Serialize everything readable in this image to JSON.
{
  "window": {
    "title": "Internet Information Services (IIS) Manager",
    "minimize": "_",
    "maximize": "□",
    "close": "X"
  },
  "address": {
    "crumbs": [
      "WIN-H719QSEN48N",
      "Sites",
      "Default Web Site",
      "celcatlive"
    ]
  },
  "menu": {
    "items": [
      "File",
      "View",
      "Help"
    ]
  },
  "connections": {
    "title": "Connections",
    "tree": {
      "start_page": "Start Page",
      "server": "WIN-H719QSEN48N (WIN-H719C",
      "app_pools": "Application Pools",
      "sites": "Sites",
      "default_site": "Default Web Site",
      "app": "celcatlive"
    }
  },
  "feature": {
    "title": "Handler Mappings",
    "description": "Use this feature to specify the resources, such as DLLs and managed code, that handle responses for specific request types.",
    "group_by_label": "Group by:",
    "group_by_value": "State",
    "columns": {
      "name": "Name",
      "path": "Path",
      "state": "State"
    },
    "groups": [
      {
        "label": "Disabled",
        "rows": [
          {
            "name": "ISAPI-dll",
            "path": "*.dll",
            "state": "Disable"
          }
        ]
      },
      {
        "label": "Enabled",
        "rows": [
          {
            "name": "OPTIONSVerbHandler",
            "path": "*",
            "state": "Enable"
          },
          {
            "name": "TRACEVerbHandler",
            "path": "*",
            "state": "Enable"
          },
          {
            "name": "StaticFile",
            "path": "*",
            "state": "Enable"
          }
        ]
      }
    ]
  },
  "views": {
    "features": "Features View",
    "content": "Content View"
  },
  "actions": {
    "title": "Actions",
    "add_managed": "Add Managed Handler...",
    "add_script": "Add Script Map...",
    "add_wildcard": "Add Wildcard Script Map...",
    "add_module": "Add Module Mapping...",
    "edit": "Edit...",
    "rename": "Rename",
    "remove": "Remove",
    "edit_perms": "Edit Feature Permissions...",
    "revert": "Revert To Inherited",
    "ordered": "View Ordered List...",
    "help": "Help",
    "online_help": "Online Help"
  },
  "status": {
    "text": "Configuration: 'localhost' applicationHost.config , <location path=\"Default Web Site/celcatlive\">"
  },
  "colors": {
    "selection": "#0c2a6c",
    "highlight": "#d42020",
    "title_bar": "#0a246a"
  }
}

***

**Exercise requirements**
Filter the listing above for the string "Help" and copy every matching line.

**Expected answer**
      "Help"
    "help": "Help",
    "online_help": "Online Help"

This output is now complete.